Not only will its machines have an option to integrate physical security and anti-theft measures like ID and thumbprint scanning for users, as mentioned earlier in an e27 report, anti-money laundering features will also be implemented and adapted to the laws in different countries. Furthermore, the machine can dispense cash, and be adjusted according to the business needs of its owner.

The first Tembusu had been launched in local watering spot The Spiffy Dapper, while competitors Lamassu and Numoni had rolled out similar machines in Citylink Mall and four locations respectively.

Read Also: Why Bitcoin cannot afford to be unregulated

As a peer-to-peer digital currency, Bitcoin has been known to be a popular pseudo-cryptocurrency used for payments and virtual transfers. Anyone can get hold of these coins through various methods, including buying them on the online Bitcoin exchanges, accepting such currency as payment for goods or services, join a mining pool, or utilising vending services through ATMs.

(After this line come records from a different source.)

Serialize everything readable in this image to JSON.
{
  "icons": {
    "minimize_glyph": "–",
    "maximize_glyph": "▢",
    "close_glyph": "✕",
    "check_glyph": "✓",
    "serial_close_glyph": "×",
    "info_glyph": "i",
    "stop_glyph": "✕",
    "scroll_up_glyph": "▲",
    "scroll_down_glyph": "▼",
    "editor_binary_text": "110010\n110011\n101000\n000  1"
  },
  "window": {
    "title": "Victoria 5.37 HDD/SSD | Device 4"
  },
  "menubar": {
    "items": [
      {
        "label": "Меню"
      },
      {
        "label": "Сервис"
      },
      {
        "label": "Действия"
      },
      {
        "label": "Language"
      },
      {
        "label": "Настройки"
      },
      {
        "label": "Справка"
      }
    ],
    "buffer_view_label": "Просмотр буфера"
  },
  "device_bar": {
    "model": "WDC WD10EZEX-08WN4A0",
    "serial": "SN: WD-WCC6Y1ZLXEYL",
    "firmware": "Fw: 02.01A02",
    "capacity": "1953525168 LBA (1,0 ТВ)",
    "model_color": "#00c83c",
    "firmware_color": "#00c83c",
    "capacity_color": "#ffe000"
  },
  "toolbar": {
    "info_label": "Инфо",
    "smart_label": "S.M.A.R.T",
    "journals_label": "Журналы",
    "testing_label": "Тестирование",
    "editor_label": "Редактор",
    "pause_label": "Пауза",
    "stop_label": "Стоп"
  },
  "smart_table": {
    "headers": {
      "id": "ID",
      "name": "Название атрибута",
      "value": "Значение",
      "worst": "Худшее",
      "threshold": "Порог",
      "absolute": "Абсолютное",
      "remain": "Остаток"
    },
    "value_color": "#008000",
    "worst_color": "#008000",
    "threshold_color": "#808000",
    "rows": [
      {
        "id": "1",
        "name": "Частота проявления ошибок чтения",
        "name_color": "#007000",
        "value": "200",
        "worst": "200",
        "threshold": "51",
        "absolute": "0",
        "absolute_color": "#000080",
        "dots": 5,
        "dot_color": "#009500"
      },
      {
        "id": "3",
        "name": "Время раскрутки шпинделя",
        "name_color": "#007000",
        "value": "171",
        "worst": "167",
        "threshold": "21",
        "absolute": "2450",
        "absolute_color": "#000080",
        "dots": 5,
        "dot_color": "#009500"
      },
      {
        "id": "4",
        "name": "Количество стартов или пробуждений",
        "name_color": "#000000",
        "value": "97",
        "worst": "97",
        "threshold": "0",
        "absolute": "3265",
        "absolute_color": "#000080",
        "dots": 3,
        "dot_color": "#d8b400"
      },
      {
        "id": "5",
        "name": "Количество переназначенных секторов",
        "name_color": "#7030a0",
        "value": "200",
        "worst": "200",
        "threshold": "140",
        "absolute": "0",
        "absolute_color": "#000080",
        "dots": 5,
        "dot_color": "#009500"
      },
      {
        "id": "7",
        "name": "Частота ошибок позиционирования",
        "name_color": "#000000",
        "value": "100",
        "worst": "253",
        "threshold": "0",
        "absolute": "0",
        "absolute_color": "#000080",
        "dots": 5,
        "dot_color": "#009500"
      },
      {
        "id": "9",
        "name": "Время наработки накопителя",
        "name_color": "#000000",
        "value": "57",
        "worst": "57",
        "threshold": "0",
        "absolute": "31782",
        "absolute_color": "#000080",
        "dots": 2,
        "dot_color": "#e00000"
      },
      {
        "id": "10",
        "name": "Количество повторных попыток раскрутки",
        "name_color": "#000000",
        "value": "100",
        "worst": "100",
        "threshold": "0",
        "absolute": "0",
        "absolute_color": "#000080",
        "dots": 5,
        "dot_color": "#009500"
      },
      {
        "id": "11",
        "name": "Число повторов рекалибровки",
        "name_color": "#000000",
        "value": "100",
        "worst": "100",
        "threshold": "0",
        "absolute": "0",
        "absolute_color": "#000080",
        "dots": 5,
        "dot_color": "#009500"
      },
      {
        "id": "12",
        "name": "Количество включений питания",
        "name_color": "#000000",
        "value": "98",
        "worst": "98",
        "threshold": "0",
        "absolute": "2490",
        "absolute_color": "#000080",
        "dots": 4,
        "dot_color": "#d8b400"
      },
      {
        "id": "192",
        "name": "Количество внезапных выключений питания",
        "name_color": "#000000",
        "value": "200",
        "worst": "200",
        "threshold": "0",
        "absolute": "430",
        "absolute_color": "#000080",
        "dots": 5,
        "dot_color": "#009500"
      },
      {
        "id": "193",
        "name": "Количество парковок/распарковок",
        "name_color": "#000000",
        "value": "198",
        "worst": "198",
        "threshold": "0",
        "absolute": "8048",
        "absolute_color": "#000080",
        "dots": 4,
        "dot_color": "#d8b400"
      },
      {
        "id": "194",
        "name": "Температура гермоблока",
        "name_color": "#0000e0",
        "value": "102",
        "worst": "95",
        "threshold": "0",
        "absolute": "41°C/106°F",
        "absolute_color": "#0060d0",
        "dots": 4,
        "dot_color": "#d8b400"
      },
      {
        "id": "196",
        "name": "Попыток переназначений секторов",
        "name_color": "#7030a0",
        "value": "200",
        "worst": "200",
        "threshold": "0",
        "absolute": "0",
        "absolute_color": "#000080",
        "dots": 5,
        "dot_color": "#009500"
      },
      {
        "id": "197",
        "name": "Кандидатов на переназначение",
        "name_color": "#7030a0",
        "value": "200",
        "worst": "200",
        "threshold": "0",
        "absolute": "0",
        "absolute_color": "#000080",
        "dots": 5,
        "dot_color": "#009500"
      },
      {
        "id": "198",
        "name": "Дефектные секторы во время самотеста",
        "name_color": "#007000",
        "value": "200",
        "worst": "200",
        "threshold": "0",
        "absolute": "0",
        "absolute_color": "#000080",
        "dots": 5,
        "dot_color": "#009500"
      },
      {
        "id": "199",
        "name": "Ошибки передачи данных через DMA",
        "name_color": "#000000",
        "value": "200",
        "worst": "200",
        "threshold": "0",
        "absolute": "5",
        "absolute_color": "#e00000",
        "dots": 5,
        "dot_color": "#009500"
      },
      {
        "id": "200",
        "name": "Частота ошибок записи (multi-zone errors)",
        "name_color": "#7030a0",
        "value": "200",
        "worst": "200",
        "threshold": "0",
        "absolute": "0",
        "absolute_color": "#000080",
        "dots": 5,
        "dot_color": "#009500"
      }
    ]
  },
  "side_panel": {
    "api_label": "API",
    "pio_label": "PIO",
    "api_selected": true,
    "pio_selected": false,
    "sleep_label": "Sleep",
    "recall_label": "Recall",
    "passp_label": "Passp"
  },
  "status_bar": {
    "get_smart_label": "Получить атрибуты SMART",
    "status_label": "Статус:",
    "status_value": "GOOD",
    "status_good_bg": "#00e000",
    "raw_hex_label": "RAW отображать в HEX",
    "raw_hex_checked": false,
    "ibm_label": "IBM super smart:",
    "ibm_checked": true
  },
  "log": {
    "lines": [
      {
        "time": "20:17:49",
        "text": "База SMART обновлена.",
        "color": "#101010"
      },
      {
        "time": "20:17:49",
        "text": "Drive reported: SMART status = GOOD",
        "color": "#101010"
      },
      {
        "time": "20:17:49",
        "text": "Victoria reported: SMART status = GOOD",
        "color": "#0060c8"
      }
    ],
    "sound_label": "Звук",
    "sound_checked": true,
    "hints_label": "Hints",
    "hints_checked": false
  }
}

In addition, the city-state’s Deputy Prime Minister and Finance Minister Tharman Shanmugaratnam had announced last month that bitcoins do not fall under the regulatory purview of the Monetary Authority of Singapore (MAS).

So, the humourous question begs: Why wasn’t the funds transferred in using Bitcoins? “Our company will gladly accept investments in Fiat currency or Bitcoins, however it does not mean that our investors find it convenient to obtain and handle investment amounts of Bitcoin,” said Luo. He added, “Which of course, points to a niche that we at Tembusu Terminals hope to fill with our products and services!”